- Save the .exe application file to your local PC.
- A notification is displayed as new versions are available.
- Initiate the installation and setup Process.
- Accept the license agreement and choose a folder path to install the tool.
- Choose whether the DAX Studio add-in for Excel will also be installed.
- The Add-In for Excel is required to connect to Power Pivot for Excel data models
- Additionally, when DAX Studio is opened from Excel, query results can be exported directly to Excel tables
- Upon full installation including the Add-in for Excel, a DAX Studio icon will appear on the Add-Ins Tab in the Excel Ribbon; the DAX Studio Add-in can be deactivated via the manage COM Add-ins dialog available from Excel--Options | Add-Ins tab.
Figure 29: DAX Studio Windows Application
Figure 30: The DAX Studio Add-in for Excel
The full installation with the Excel add-in is recommended as this enables direct output of DAX query results to Excel workbook tables and is required for connecting to Power Pivot data models.
- Open an Excel workbook.
- Open a Power BI Desktop file.
- From the Add-Ins tab of the toolbar, activate DAX Studio.
- Close the Excel workbook.
- Launch the DAX Studio standalone Windows application.
- Connect to a Power BI Desktop file or SSAS Tabular instance.
The Advanced Options settings of the Connect dialog establishes a connection in the context of the Sales Territory-North America security role defined in the model.
- Enable the DirectQuery Trace setting from the Options menu (File | Options).
- This provides visibility to the SQL queries passed from DirectQuery models.
- The standalone application provides the same functionality as the Excel add-in, excluding connectivity to Power Pivot for Excel data models and Excel output options
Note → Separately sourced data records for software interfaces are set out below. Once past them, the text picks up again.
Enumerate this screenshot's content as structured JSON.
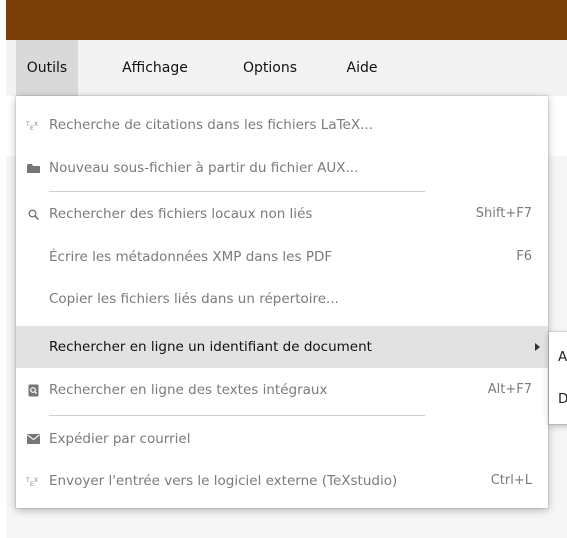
{
  "menubar": {
    "items": [
      {
        "label": "Outils"
      },
      {
        "label": "Affichage"
      },
      {
        "label": "Options"
      },
      {
        "label": "Aide"
      }
    ]
  },
  "dropdown": {
    "items": [
      {
        "label": "Recherche de citations dans les fichiers LaTeX...",
        "icon": "tex-icon",
        "shortcut": ""
      },
      {
        "label": "Nouveau sous-fichier à partir du fichier AUX...",
        "icon": "folder-icon",
        "shortcut": ""
      },
      {
        "label": "Rechercher des fichiers locaux non liés",
        "icon": "search-icon",
        "shortcut": "Shift+F7"
      },
      {
        "label": "Écrire les métadonnées XMP dans les PDF",
        "icon": "",
        "shortcut": "F6"
      },
      {
        "label": "Copier les fichiers liés dans un répertoire...",
        "icon": "",
        "shortcut": ""
      },
      {
        "label": "Rechercher en ligne un identifiant de document",
        "icon": "",
        "shortcut": "",
        "has_submenu": true,
        "highlighted": true
      },
      {
        "label": "Rechercher en ligne des textes intégraux",
        "icon": "document-search-icon",
        "shortcut": "Alt+F7"
      },
      {
        "label": "Expédier par courriel",
        "icon": "envelope-icon",
        "shortcut": ""
      },
      {
        "label": "Envoyer l'entrée vers le logiciel externe (TeXstudio)",
        "icon": "tex-icon",
        "shortcut": "Ctrl+L"
      }
    ]
  },
  "submenu": {
    "items": [
      {
        "label": "A"
      },
      {
        "label": "D"
      }
    ]
  },
  "colors": {
    "titlebar": "#793f06",
    "menubar": "#f3f3f3",
    "highlight": "#e2e2e2",
    "disabled_text": "#7b7b7b"
  }
}
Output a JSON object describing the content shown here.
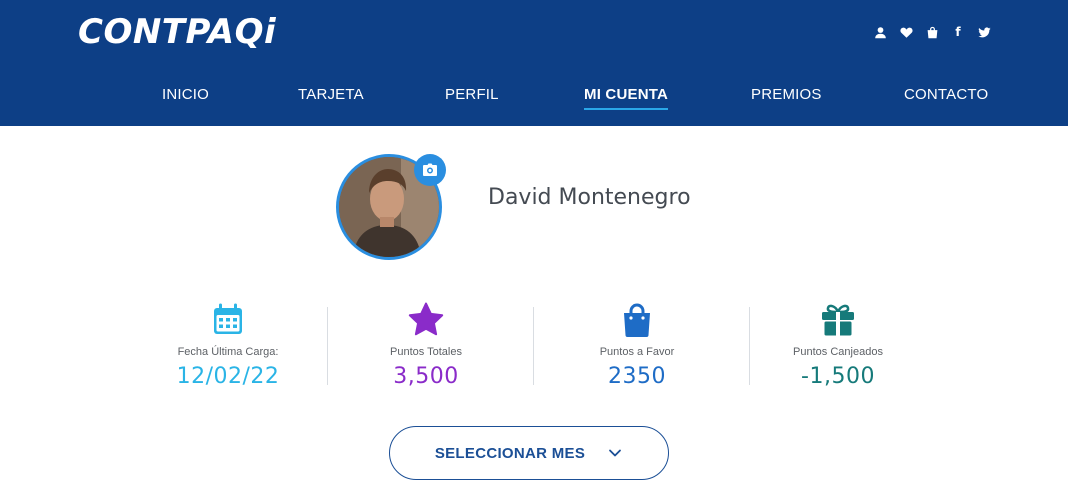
{
  "brand": {
    "logo_text": "CONTPAQi"
  },
  "colors": {
    "header_bg": "#0d3f86",
    "accent": "#2aa7e8",
    "date": "#2ab4e6",
    "points_total": "#8a2bc9",
    "points_favor": "#1e6cc6",
    "points_redeemed": "#167a7a"
  },
  "social": [
    {
      "name": "user-icon"
    },
    {
      "name": "heart-icon"
    },
    {
      "name": "bag-icon"
    },
    {
      "name": "facebook-icon",
      "text": "f"
    },
    {
      "name": "twitter-icon"
    }
  ],
  "nav": {
    "items": [
      {
        "label": "INICIO"
      },
      {
        "label": "TARJETA"
      },
      {
        "label": "PERFIL"
      },
      {
        "label": "MI CUENTA",
        "active": true
      },
      {
        "label": "PREMIOS"
      },
      {
        "label": "CONTACTO"
      }
    ]
  },
  "profile": {
    "name": "David Montenegro",
    "avatar_icon": "user-photo",
    "camera_icon": "camera-icon"
  },
  "stats": [
    {
      "icon": "calendar-icon",
      "label": "Fecha Última Carga:",
      "value": "12/02/22"
    },
    {
      "icon": "star-icon",
      "label": "Puntos Totales",
      "value": "3,500"
    },
    {
      "icon": "shopping-bag-icon",
      "label": "Puntos a Favor",
      "value": "2350"
    },
    {
      "icon": "gift-icon",
      "label": "Puntos Canjeados",
      "value": "-1,500"
    }
  ],
  "month_selector": {
    "label": "SELECCIONAR MES",
    "icon": "chevron-down-icon"
  }
}
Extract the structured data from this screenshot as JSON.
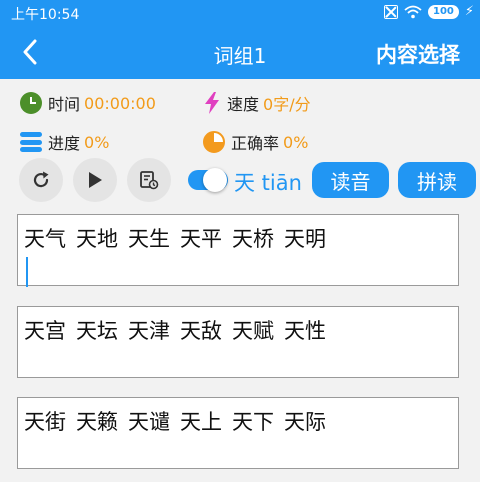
{
  "status_bar": {
    "time": "上午10:54",
    "battery": "100",
    "icons": [
      "no-sim-icon",
      "wifi-icon",
      "battery-icon",
      "charging-icon"
    ]
  },
  "header": {
    "title": "词组1",
    "action": "内容选择",
    "back_icon": "chevron-left-icon",
    "color": "#2196F3"
  },
  "stats": {
    "time_label": "时间",
    "time_value": "00:00:00",
    "speed_label": "速度",
    "speed_value": "0字/分",
    "progress_label": "进度",
    "progress_value": "0%",
    "accuracy_label": "正确率",
    "accuracy_value": "0%",
    "value_color": "#F29B1A"
  },
  "controls": {
    "icons": [
      "refresh-icon",
      "play-icon",
      "history-icon"
    ],
    "pinyin_toggle_on": true,
    "pinyin_preview": "天 tiān",
    "read_button": "读音",
    "spell_button": "拼读"
  },
  "word_groups": [
    {
      "words": [
        "天气",
        "天地",
        "天生",
        "天平",
        "天桥",
        "天明"
      ],
      "has_cursor": true
    },
    {
      "words": [
        "天宫",
        "天坛",
        "天津",
        "天敌",
        "天赋",
        "天性"
      ],
      "has_cursor": false
    },
    {
      "words": [
        "天街",
        "天籁",
        "天谴",
        "天上",
        "天下",
        "天际"
      ],
      "has_cursor": false
    }
  ]
}
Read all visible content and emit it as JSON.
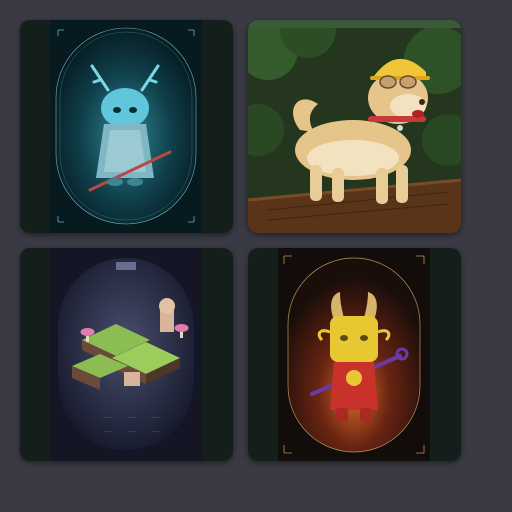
{
  "gallery": {
    "items": [
      {
        "name": "blue dragon samurai card"
      },
      {
        "name": "shiba dog with helmet"
      },
      {
        "name": "isometric island map card"
      },
      {
        "name": "yellow horned creature card"
      }
    ]
  },
  "colors": {
    "page_background": "#3a3a44",
    "tile_dark_green": "#141e1a",
    "card1_glow": "#1f6a78",
    "card4_glow": "#c0562a",
    "accent_gold": "#b8955a"
  }
}
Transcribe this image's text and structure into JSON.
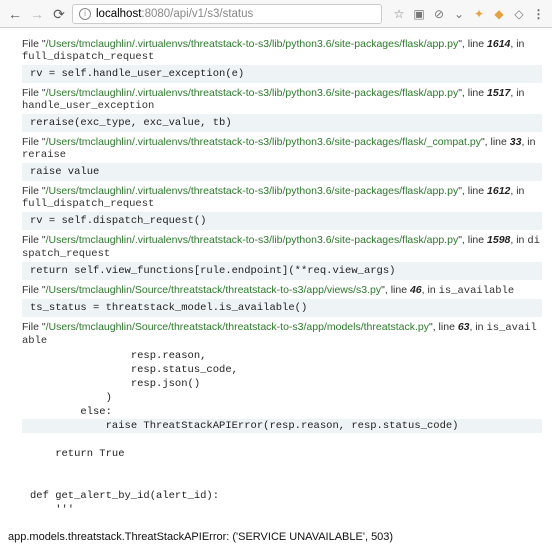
{
  "browser": {
    "url_host": "localhost",
    "url_port": ":8080",
    "url_path": "/api/v1/s3/status"
  },
  "frames": [
    {
      "path": "/Users/tmclaughlin/.virtualenvs/threatstack-to-s3/lib/python3.6/site-packages/flask/app.py",
      "line": "1614",
      "func": "full_dispatch_request",
      "code": "rv = self.handle_user_exception(e)"
    },
    {
      "path": "/Users/tmclaughlin/.virtualenvs/threatstack-to-s3/lib/python3.6/site-packages/flask/app.py",
      "line": "1517",
      "func": "handle_user_exception",
      "code": "reraise(exc_type, exc_value, tb)"
    },
    {
      "path": "/Users/tmclaughlin/.virtualenvs/threatstack-to-s3/lib/python3.6/site-packages/flask/_compat.py",
      "line": "33",
      "func": "reraise",
      "code": "raise value"
    },
    {
      "path": "/Users/tmclaughlin/.virtualenvs/threatstack-to-s3/lib/python3.6/site-packages/flask/app.py",
      "line": "1612",
      "func": "full_dispatch_request",
      "code": "rv = self.dispatch_request()"
    },
    {
      "path": "/Users/tmclaughlin/.virtualenvs/threatstack-to-s3/lib/python3.6/site-packages/flask/app.py",
      "line": "1598",
      "func": "dispatch_request",
      "code": "return self.view_functions[rule.endpoint](**req.view_args)"
    },
    {
      "path": "/Users/tmclaughlin/Source/threatstack/threatstack-to-s3/app/views/s3.py",
      "line": "46",
      "func": "is_available",
      "code": "ts_status = threatstack_model.is_available()"
    }
  ],
  "last_frame": {
    "path": "/Users/tmclaughlin/Source/threatstack/threatstack-to-s3/app/models/threatstack.py",
    "line": "63",
    "func": "is_available",
    "lines": [
      "                resp.reason,",
      "                resp.status_code,",
      "                resp.json()",
      "            )",
      "        else:",
      "            raise ThreatStackAPIError(resp.reason, resp.status_code)",
      "",
      "    return True",
      "",
      "",
      "def get_alert_by_id(alert_id):",
      "    '''"
    ],
    "highlight_index": 5
  },
  "exception": "app.models.threatstack.ThreatStackAPIError: ('SERVICE UNAVAILABLE', 503)"
}
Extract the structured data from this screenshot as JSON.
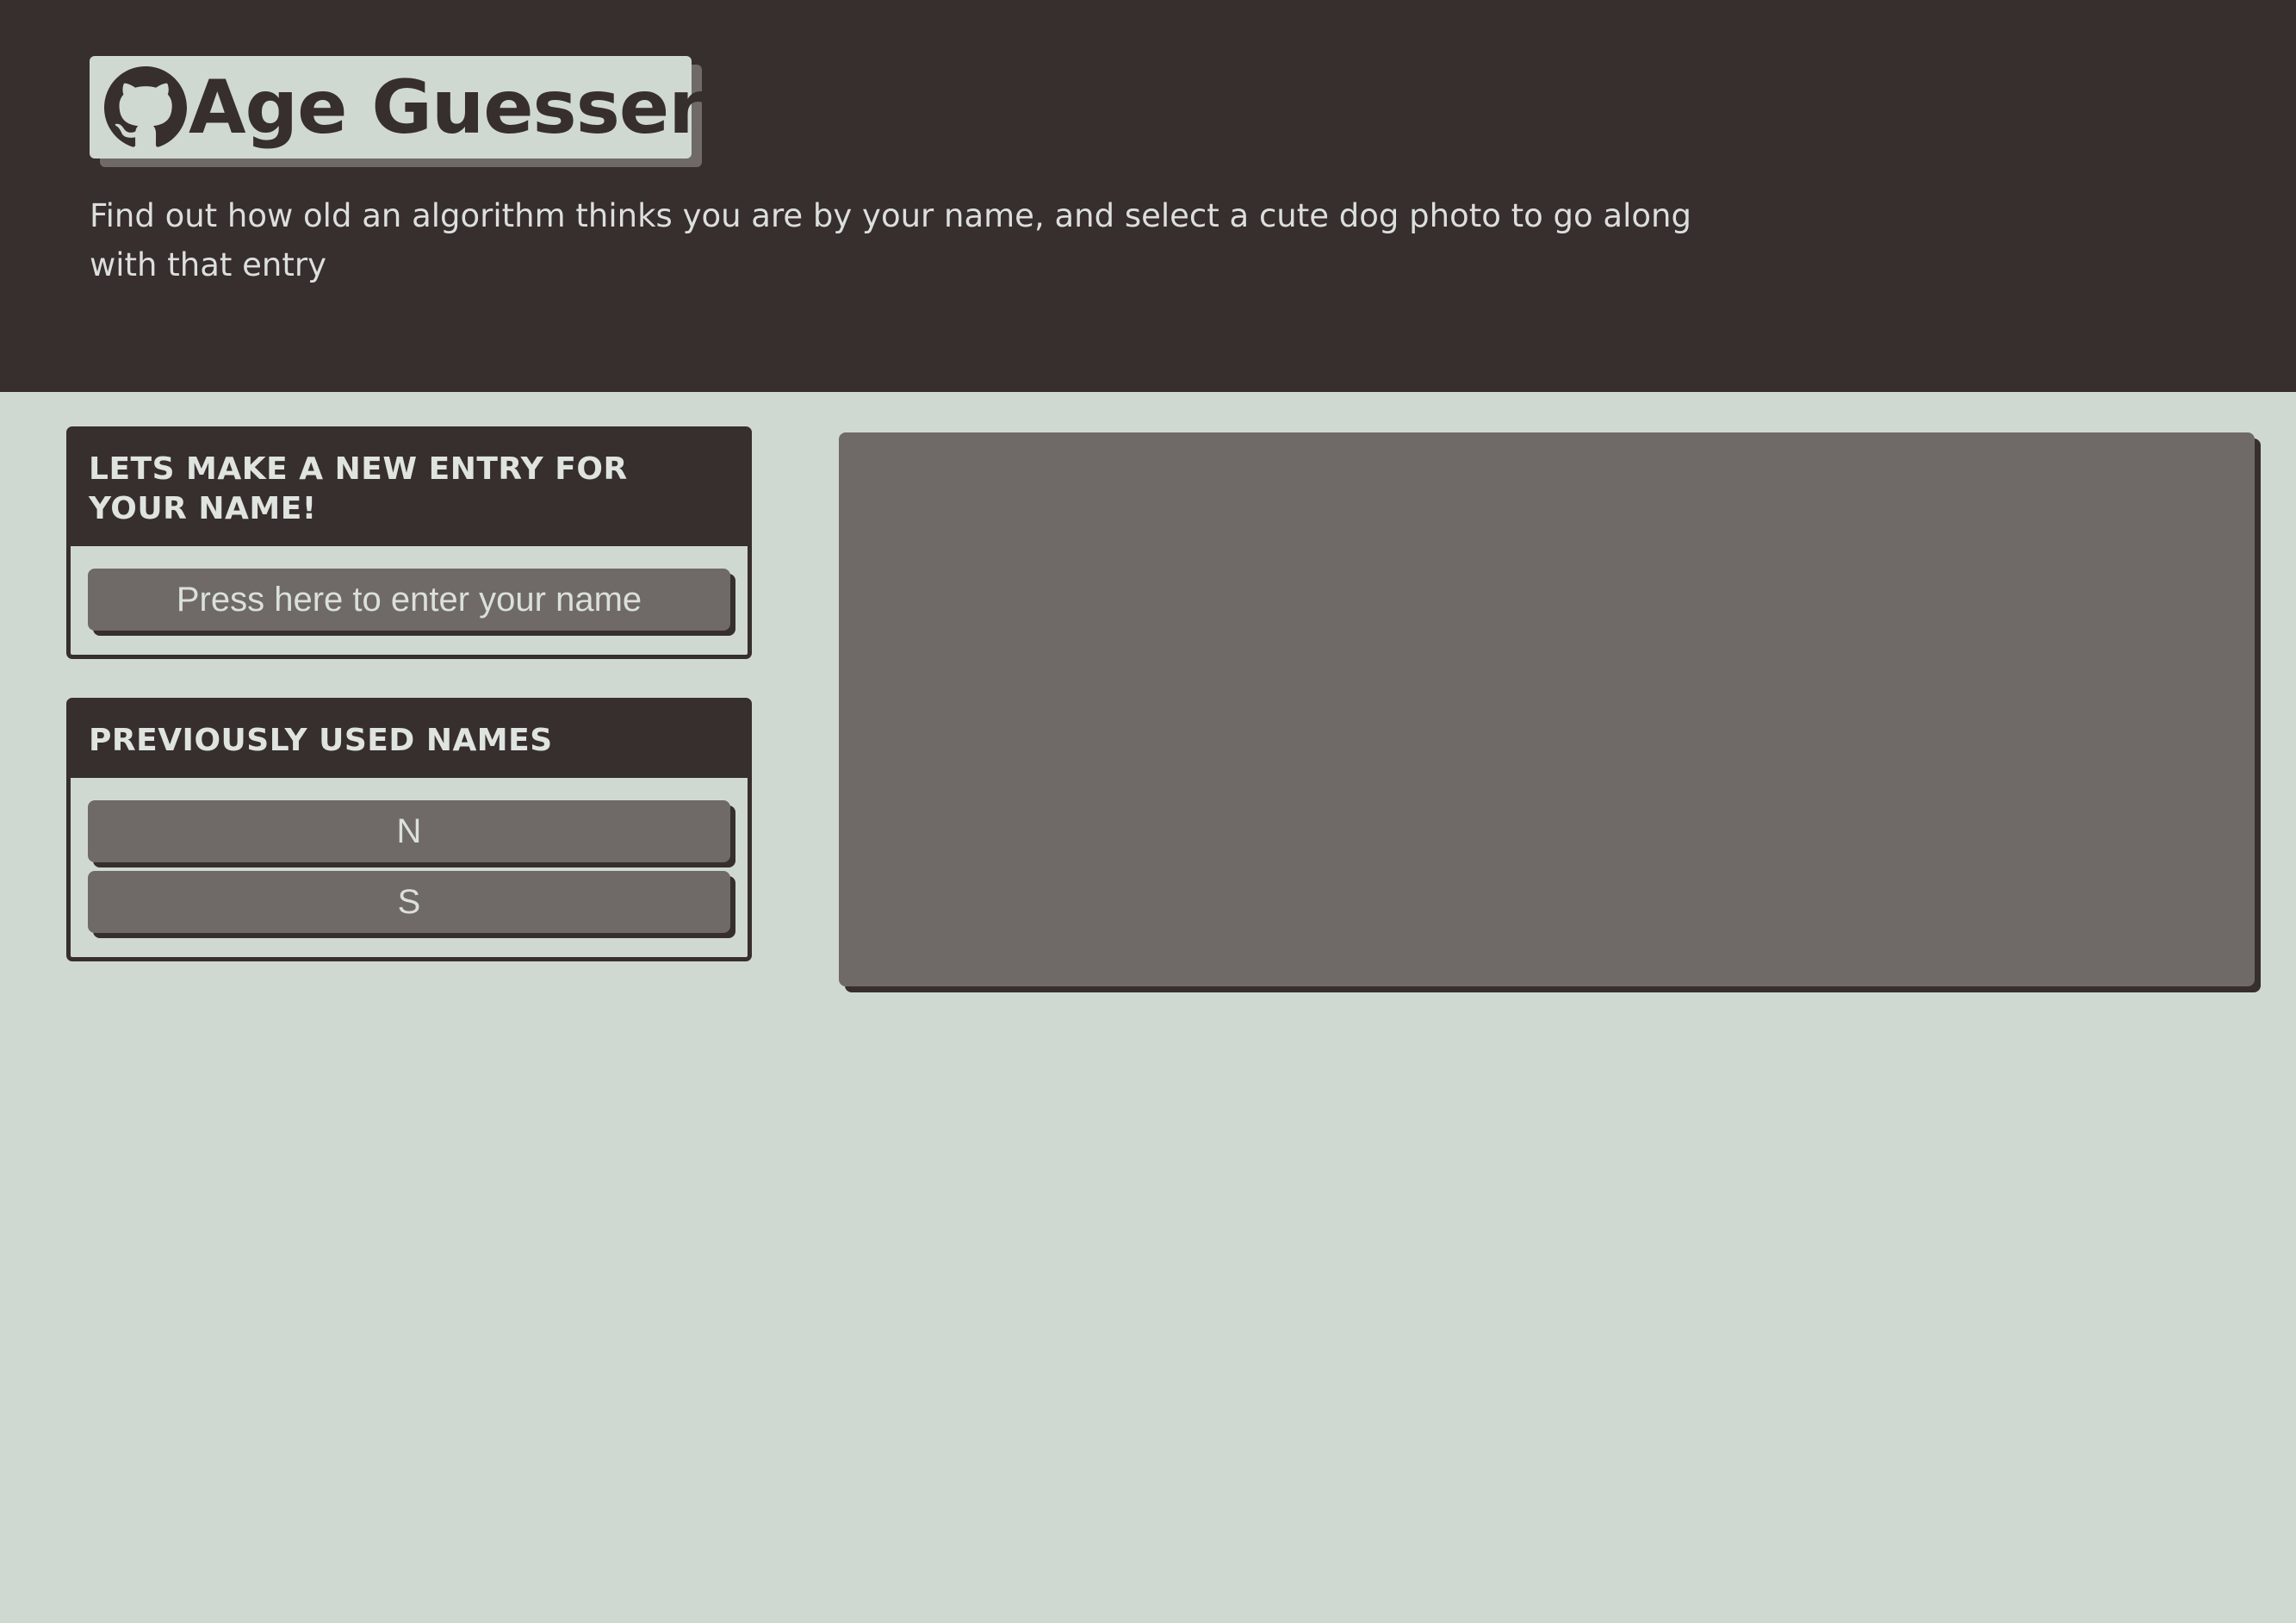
{
  "header": {
    "title": "Age Guesser",
    "github_icon": "github-icon",
    "subtitle": "Find out how old an algorithm thinks you are by your name, and select a cute dog photo to go along with that entry"
  },
  "new_entry": {
    "heading": "LETS MAKE A NEW ENTRY FOR YOUR NAME!",
    "button_label": "Press here to enter your name"
  },
  "previous": {
    "heading": "PREVIOUSLY USED NAMES",
    "names": [
      "N",
      "S"
    ]
  },
  "colors": {
    "dark": "#372e2e",
    "background": "#cfd9d1",
    "button": "#6f6a67",
    "text_light": "#dbe0db"
  }
}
- Powerful configuration options include the ability to specify a security role, effective user name identity, and Locale when defining connections to data models and when analyzing trace events associated with DirectQuery data models (that is, the SQL statements generated and passed to sources)
- With DirectQuery Trace enabled, a connection to a DirectQuery model will expose the SQL statements passed to the source system in the Server Timings window
An additional resource for learning and deploying Power BI is Adam Saxton's Guy in a Cube video channel (http://bit.ly/2o2lRqU). These videos, currently released every Tuesday and Thursday, feature concise, hands-on reviews and resolutions to common issues and scenarios. They also have high-level summaries of recent Power BI updates and releases. As a member of the MSBI content team, Adam can incorporate specific guidance from Microsoft product and technical teams, and regularly identifies recent blog posts from the wider Power BI community.